What the task asks:
Return all the data verbatim but without images.

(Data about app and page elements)
----------------------------------------
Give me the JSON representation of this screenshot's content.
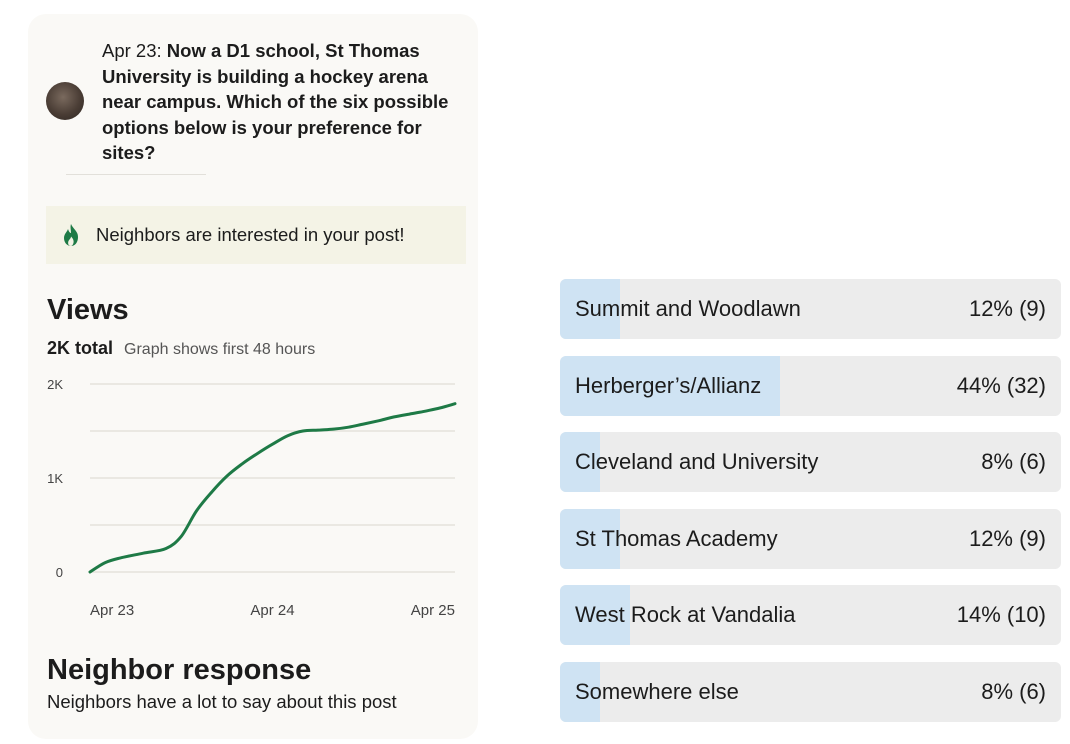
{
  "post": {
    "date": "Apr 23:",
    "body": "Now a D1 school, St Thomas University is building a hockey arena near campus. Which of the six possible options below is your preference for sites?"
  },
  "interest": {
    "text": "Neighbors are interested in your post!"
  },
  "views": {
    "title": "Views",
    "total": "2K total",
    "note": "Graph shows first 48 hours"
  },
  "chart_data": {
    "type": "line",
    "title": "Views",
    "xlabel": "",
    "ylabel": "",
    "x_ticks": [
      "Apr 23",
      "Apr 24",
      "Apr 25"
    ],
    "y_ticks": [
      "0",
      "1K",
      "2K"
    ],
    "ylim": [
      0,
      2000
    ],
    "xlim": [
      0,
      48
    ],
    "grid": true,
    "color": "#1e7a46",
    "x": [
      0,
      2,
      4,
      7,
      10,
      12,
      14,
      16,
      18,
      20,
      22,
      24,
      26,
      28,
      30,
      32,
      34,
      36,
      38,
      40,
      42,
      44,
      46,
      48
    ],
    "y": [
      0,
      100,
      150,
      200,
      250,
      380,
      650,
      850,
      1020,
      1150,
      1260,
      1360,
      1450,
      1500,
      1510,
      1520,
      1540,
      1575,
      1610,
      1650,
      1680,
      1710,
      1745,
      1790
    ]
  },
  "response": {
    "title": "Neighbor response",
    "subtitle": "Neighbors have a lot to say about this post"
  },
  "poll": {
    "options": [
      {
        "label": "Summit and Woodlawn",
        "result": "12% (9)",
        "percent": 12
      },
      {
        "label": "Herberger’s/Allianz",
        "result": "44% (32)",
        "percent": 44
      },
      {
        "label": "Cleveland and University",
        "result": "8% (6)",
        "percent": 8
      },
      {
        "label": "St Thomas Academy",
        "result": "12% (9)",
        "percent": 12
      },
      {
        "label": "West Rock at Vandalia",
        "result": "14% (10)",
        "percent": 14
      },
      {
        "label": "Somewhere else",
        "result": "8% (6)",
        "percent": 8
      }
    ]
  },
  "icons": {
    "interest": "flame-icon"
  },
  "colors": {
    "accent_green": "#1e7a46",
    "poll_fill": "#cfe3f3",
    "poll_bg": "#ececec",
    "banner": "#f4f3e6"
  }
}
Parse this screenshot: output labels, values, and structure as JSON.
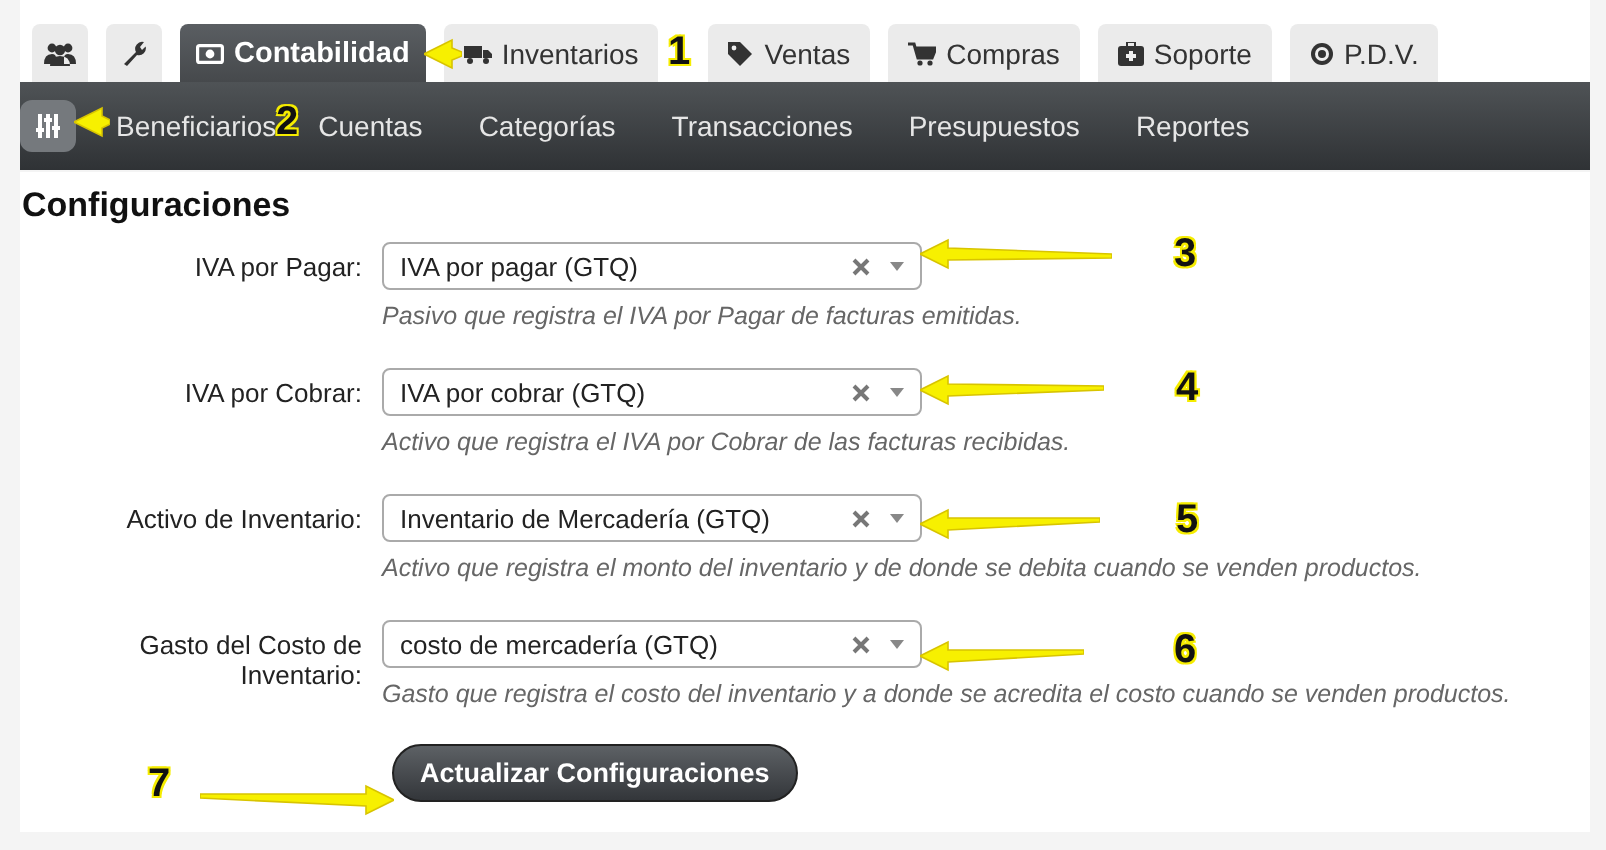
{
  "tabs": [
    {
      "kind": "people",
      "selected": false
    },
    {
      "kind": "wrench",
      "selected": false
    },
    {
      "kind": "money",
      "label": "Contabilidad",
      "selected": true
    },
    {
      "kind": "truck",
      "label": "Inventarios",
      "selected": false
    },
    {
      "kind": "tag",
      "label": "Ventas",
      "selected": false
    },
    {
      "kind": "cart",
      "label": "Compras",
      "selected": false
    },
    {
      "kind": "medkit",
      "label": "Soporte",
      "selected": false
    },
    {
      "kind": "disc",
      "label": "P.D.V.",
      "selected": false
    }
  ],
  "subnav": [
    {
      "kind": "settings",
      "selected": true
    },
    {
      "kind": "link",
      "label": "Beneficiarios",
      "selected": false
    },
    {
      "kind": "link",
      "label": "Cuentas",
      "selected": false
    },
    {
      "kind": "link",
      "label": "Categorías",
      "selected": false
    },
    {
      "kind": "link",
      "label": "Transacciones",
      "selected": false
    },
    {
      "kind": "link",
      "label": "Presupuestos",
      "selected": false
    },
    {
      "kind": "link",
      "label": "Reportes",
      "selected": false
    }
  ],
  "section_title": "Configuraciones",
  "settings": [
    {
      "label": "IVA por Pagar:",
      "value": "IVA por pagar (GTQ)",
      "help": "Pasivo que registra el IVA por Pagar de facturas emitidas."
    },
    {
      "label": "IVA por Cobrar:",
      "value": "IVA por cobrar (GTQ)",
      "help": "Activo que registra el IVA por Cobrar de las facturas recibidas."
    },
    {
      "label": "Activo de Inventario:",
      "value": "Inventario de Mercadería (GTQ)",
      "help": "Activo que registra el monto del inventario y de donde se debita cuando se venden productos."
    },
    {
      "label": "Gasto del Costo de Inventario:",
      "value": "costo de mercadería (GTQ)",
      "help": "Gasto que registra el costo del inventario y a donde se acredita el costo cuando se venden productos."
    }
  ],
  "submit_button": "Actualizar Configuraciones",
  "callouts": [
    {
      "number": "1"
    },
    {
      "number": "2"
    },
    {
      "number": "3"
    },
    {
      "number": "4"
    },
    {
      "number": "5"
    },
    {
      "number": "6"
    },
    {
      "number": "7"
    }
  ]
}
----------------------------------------
Task result:
Give me the JSON representation of this screenshot's content.
{
  "post": {
    "date": "Apr 23:",
    "body": "Now a D1 school, St Thomas University is building a hockey arena near campus. Which of the six possible options below is your preference for sites?"
  },
  "interest": {
    "text": "Neighbors are interested in your post!"
  },
  "views": {
    "title": "Views",
    "total": "2K total",
    "note": "Graph shows first 48 hours"
  },
  "chart_data": {
    "type": "line",
    "title": "Views",
    "xlabel": "",
    "ylabel": "",
    "x_ticks": [
      "Apr 23",
      "Apr 24",
      "Apr 25"
    ],
    "y_ticks": [
      "0",
      "1K",
      "2K"
    ],
    "ylim": [
      0,
      2000
    ],
    "xlim": [
      0,
      48
    ],
    "grid": true,
    "color": "#1e7a46",
    "x": [
      0,
      2,
      4,
      7,
      10,
      12,
      14,
      16,
      18,
      20,
      22,
      24,
      26,
      28,
      30,
      32,
      34,
      36,
      38,
      40,
      42,
      44,
      46,
      48
    ],
    "y": [
      0,
      100,
      150,
      200,
      250,
      380,
      650,
      850,
      1020,
      1150,
      1260,
      1360,
      1450,
      1500,
      1510,
      1520,
      1540,
      1575,
      1610,
      1650,
      1680,
      1710,
      1745,
      1790
    ]
  },
  "response": {
    "title": "Neighbor response",
    "subtitle": "Neighbors have a lot to say about this post"
  },
  "poll": {
    "options": [
      {
        "label": "Summit and Woodlawn",
        "result": "12% (9)",
        "percent": 12
      },
      {
        "label": "Herberger’s/Allianz",
        "result": "44% (32)",
        "percent": 44
      },
      {
        "label": "Cleveland and University",
        "result": "8% (6)",
        "percent": 8
      },
      {
        "label": "St Thomas Academy",
        "result": "12% (9)",
        "percent": 12
      },
      {
        "label": "West Rock at Vandalia",
        "result": "14% (10)",
        "percent": 14
      },
      {
        "label": "Somewhere else",
        "result": "8% (6)",
        "percent": 8
      }
    ]
  },
  "icons": {
    "interest": "flame-icon"
  },
  "colors": {
    "accent_green": "#1e7a46",
    "poll_fill": "#cfe3f3",
    "poll_bg": "#ececec",
    "banner": "#f4f3e6"
  }
}
Parse this screenshot: output labels, values, and structure as JSON.
{
  "tabs": [
    {
      "kind": "people",
      "selected": false
    },
    {
      "kind": "wrench",
      "selected": false
    },
    {
      "kind": "money",
      "label": "Contabilidad",
      "selected": true
    },
    {
      "kind": "truck",
      "label": "Inventarios",
      "selected": false
    },
    {
      "kind": "tag",
      "label": "Ventas",
      "selected": false
    },
    {
      "kind": "cart",
      "label": "Compras",
      "selected": false
    },
    {
      "kind": "medkit",
      "label": "Soporte",
      "selected": false
    },
    {
      "kind": "disc",
      "label": "P.D.V.",
      "selected": false
    }
  ],
  "subnav": [
    {
      "kind": "settings",
      "selected": true
    },
    {
      "kind": "link",
      "label": "Beneficiarios",
      "selected": false
    },
    {
      "kind": "link",
      "label": "Cuentas",
      "selected": false
    },
    {
      "kind": "link",
      "label": "Categorías",
      "selected": false
    },
    {
      "kind": "link",
      "label": "Transacciones",
      "selected": false
    },
    {
      "kind": "link",
      "label": "Presupuestos",
      "selected": false
    },
    {
      "kind": "link",
      "label": "Reportes",
      "selected": false
    }
  ],
  "section_title": "Configuraciones",
  "settings": [
    {
      "label": "IVA por Pagar:",
      "value": "IVA por pagar (GTQ)",
      "help": "Pasivo que registra el IVA por Pagar de facturas emitidas."
    },
    {
      "label": "IVA por Cobrar:",
      "value": "IVA por cobrar (GTQ)",
      "help": "Activo que registra el IVA por Cobrar de las facturas recibidas."
    },
    {
      "label": "Activo de Inventario:",
      "value": "Inventario de Mercadería (GTQ)",
      "help": "Activo que registra el monto del inventario y de donde se debita cuando se venden productos."
    },
    {
      "label": "Gasto del Costo de Inventario:",
      "value": "costo de mercadería (GTQ)",
      "help": "Gasto que registra el costo del inventario y a donde se acredita el costo cuando se venden productos."
    }
  ],
  "submit_button": "Actualizar Configuraciones",
  "callouts": [
    {
      "number": "1"
    },
    {
      "number": "2"
    },
    {
      "number": "3"
    },
    {
      "number": "4"
    },
    {
      "number": "5"
    },
    {
      "number": "6"
    },
    {
      "number": "7"
    }
  ]
}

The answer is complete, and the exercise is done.